━━━ RECORDED DATA ━━━

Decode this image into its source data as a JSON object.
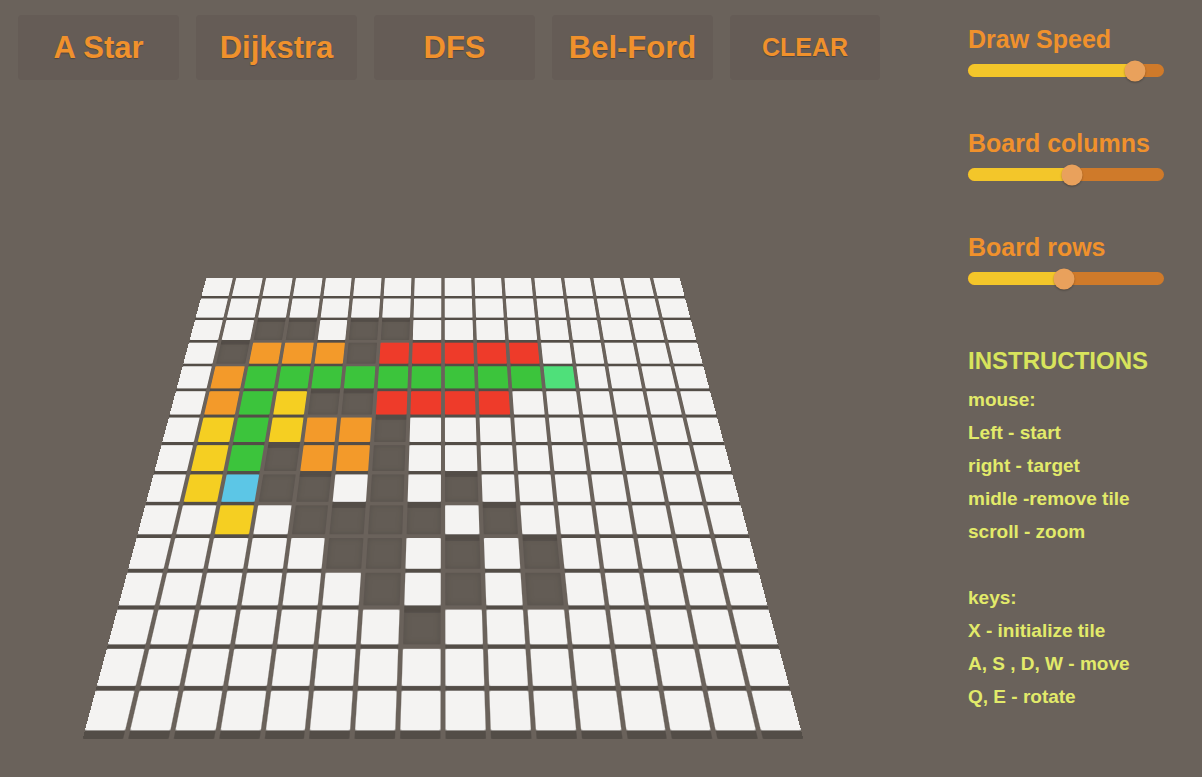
{
  "toolbar": {
    "buttons": [
      {
        "label": "A Star",
        "kind": "algorithm"
      },
      {
        "label": "Dijkstra",
        "kind": "algorithm"
      },
      {
        "label": "DFS",
        "kind": "algorithm"
      },
      {
        "label": "Bel-Ford",
        "kind": "algorithm"
      },
      {
        "label": "CLEAR",
        "kind": "action"
      }
    ]
  },
  "sliders": [
    {
      "label": "Draw Speed",
      "level": 0.85
    },
    {
      "label": "Board columns",
      "level": 0.53
    },
    {
      "label": "Board rows",
      "level": 0.49
    }
  ],
  "instructions": {
    "title": "INSTRUCTIONS",
    "groups": [
      {
        "heading": "mouse:",
        "lines": [
          "Left - start",
          "right - target",
          "midle -remove tile",
          "scroll - zoom"
        ]
      },
      {
        "heading": "keys:",
        "lines": [
          "X - initialize tile",
          "A, S , D, W - move",
          "Q, E - rotate"
        ]
      }
    ]
  },
  "board": {
    "cell_kinds": {
      "w": {
        "name": "tile",
        "color": "#f4f3f2"
      },
      "h": {
        "name": "removed",
        "color": "#5d5650"
      },
      "g": {
        "name": "path",
        "color": "#3cc43c"
      },
      "r": {
        "name": "visited",
        "color": "#ee3b2a"
      },
      "O": {
        "name": "frontier",
        "color": "#f39a2a"
      },
      "Y": {
        "name": "searched",
        "color": "#f5cf22"
      },
      "b": {
        "name": "start",
        "color": "#5cc6e6"
      },
      "G": {
        "name": "target",
        "color": "#4fe07a"
      }
    },
    "rows": [
      "wwwwwwwwwwwwwwww",
      "wwwwwwwwwwwwwwww",
      "wwhhwhhwwwwwwwww",
      "whOOOhrrrrrwwwww",
      "wOgggggggggGwwww",
      "wOgYhhrrrrwwwwww",
      "wYgYOOhwwwwwwwww",
      "wYghOOhwwwwwwwww",
      "wYbhhwhwhwwwwwww",
      "wwYwhhhhwhwwwwww",
      "wwwwwhhwhwhwwwww",
      "wwwwwwhwhwhwwwww",
      "wwwwwwwhwwwwwwww",
      "wwwwwwwwwwwwwwww",
      "wwwwwwwwwwwwwwww"
    ]
  }
}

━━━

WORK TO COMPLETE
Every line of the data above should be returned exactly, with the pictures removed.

ANSWER SPACE
Decode this image into its source data as a JSON object.
{
  "toolbar": {
    "buttons": [
      {
        "label": "A Star",
        "kind": "algorithm"
      },
      {
        "label": "Dijkstra",
        "kind": "algorithm"
      },
      {
        "label": "DFS",
        "kind": "algorithm"
      },
      {
        "label": "Bel-Ford",
        "kind": "algorithm"
      },
      {
        "label": "CLEAR",
        "kind": "action"
      }
    ]
  },
  "sliders": [
    {
      "label": "Draw Speed",
      "level": 0.85
    },
    {
      "label": "Board columns",
      "level": 0.53
    },
    {
      "label": "Board rows",
      "level": 0.49
    }
  ],
  "instructions": {
    "title": "INSTRUCTIONS",
    "groups": [
      {
        "heading": "mouse:",
        "lines": [
          "Left - start",
          "right - target",
          "midle -remove tile",
          "scroll - zoom"
        ]
      },
      {
        "heading": "keys:",
        "lines": [
          "X - initialize tile",
          "A, S , D, W - move",
          "Q, E - rotate"
        ]
      }
    ]
  },
  "board": {
    "cell_kinds": {
      "w": {
        "name": "tile",
        "color": "#f4f3f2"
      },
      "h": {
        "name": "removed",
        "color": "#5d5650"
      },
      "g": {
        "name": "path",
        "color": "#3cc43c"
      },
      "r": {
        "name": "visited",
        "color": "#ee3b2a"
      },
      "O": {
        "name": "frontier",
        "color": "#f39a2a"
      },
      "Y": {
        "name": "searched",
        "color": "#f5cf22"
      },
      "b": {
        "name": "start",
        "color": "#5cc6e6"
      },
      "G": {
        "name": "target",
        "color": "#4fe07a"
      }
    },
    "rows": [
      "wwwwwwwwwwwwwwww",
      "wwwwwwwwwwwwwwww",
      "wwhhwhhwwwwwwwww",
      "whOOOhrrrrrwwwww",
      "wOgggggggggGwwww",
      "wOgYhhrrrrwwwwww",
      "wYgYOOhwwwwwwwww",
      "wYghOOhwwwwwwwww",
      "wYbhhwhwhwwwwwww",
      "wwYwhhhhwhwwwwww",
      "wwwwwhhwhwhwwwww",
      "wwwwwwhwhwhwwwww",
      "wwwwwwwhwwwwwwww",
      "wwwwwwwwwwwwwwww",
      "wwwwwwwwwwwwwwww"
    ]
  }
}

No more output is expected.